Training takes place for 8 hours a day, with a 1-hour break for lunch during the 12-week program. “We use active medications to simulate a real live training environment,” said Dulak. “That gives us the ability to train technicians for any kind of pharmacy situation, ensuring they are trained and ready to do their job right off the bat.”
After the initial 12 weeks, Air Force and Coast Guard students move on to a 4-week clinical experiential rotation. Army and Navy students stay at the campus for an additional 4 weeks of advanced didactic training. Upon completion of their didactic training, Army and Navy students complete their 4 weeks of clinical experiential training at military, veteran’s administration, and civilian hospitals in San Antonio.
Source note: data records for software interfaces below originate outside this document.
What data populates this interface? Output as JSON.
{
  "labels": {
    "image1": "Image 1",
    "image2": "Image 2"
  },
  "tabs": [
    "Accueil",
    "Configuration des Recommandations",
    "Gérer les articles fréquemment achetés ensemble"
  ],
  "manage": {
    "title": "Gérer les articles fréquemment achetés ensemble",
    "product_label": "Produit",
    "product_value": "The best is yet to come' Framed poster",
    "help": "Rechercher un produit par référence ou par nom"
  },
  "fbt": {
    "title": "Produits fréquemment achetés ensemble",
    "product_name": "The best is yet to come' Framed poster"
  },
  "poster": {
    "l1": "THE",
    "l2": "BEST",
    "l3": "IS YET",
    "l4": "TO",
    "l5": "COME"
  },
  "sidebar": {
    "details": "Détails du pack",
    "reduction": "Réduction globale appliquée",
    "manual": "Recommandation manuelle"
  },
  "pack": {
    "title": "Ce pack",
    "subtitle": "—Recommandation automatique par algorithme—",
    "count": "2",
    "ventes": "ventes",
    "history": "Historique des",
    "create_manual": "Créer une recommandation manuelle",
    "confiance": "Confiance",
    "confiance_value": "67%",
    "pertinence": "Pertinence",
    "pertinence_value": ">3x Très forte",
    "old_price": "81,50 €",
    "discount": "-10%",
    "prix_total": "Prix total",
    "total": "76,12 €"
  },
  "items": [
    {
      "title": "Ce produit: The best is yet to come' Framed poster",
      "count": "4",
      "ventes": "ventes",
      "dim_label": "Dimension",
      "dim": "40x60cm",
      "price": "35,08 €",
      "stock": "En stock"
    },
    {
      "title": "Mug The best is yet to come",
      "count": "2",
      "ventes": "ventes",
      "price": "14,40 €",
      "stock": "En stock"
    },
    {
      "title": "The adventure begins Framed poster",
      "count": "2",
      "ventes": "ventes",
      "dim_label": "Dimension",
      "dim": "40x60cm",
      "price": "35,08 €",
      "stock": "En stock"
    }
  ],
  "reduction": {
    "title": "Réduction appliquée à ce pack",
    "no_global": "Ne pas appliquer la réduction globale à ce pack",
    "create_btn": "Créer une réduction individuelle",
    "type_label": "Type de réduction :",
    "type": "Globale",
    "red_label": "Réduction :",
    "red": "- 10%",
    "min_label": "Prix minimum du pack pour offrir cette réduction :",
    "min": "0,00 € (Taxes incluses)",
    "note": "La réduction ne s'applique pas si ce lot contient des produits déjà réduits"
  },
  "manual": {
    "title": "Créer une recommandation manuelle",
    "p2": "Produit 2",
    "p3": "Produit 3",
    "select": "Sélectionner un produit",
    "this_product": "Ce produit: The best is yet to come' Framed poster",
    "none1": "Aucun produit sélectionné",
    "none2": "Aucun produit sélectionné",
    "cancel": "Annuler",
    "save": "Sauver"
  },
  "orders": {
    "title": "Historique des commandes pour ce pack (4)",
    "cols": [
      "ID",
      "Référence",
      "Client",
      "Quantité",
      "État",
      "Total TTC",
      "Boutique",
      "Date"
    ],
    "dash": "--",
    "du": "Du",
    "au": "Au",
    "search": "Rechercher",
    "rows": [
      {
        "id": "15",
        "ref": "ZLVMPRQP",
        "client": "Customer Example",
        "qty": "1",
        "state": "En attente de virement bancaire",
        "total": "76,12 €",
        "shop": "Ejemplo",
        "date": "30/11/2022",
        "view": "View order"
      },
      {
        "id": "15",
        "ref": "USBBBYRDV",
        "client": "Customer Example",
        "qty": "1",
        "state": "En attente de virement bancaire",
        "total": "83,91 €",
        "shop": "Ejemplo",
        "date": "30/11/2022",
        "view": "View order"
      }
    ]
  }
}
The intensive training also includes learning about automation and more than 80 hours of sterile products training. “What most schools do in 2 years, we can do in less than 22 weeks,” Dulak told Today.
After graduation, the technicians are encouraged to become nationally certified pharmacy technicians by taking the Pharmacy Technician Certification Exam (PCTE). “Our technician pass rate on the PTCE exceeds the civilian national average by 18.2 percentage points,” said Walthall.
Most of the students entering the program are around 18 or 19 years old. “Some of these kids have just graduated from high school and want to serve their country and earn a military occupational skill,” said MSG David Cardenas, an instructor at the METC and the Ancillary Department Senior Enlisted Advisor. “At METC, we take their enthusiasm, and we teach and mentor them to be the best they can be.”
Less than 1% of Americans are serving their country right now, noted Walthall. “These young students are willing to put their life on the line to serve others and that says a lot about them,” she added.
Multiservice cultural considerations
In addition to academic training, students are required to maintain their individual service customs by performing physical training every morning and other duties that are relevant to their branch of the military.
“During the day, our students experience a multiservice training environment, and at the end of the day, they go back to their respective service components, so they can retain their service-specific traditions to prepare them for their next duty assignment,” said Walthall.
Instructors Walthall, Dulak, and Cardenas all expressed a feeling of incredible satisfaction when it comes to training pharmacy technicians for the armed services. “These students want to be here more than anything,” said Walthall. “Training America’s brave men and women who are serving in uniform is a true honor.”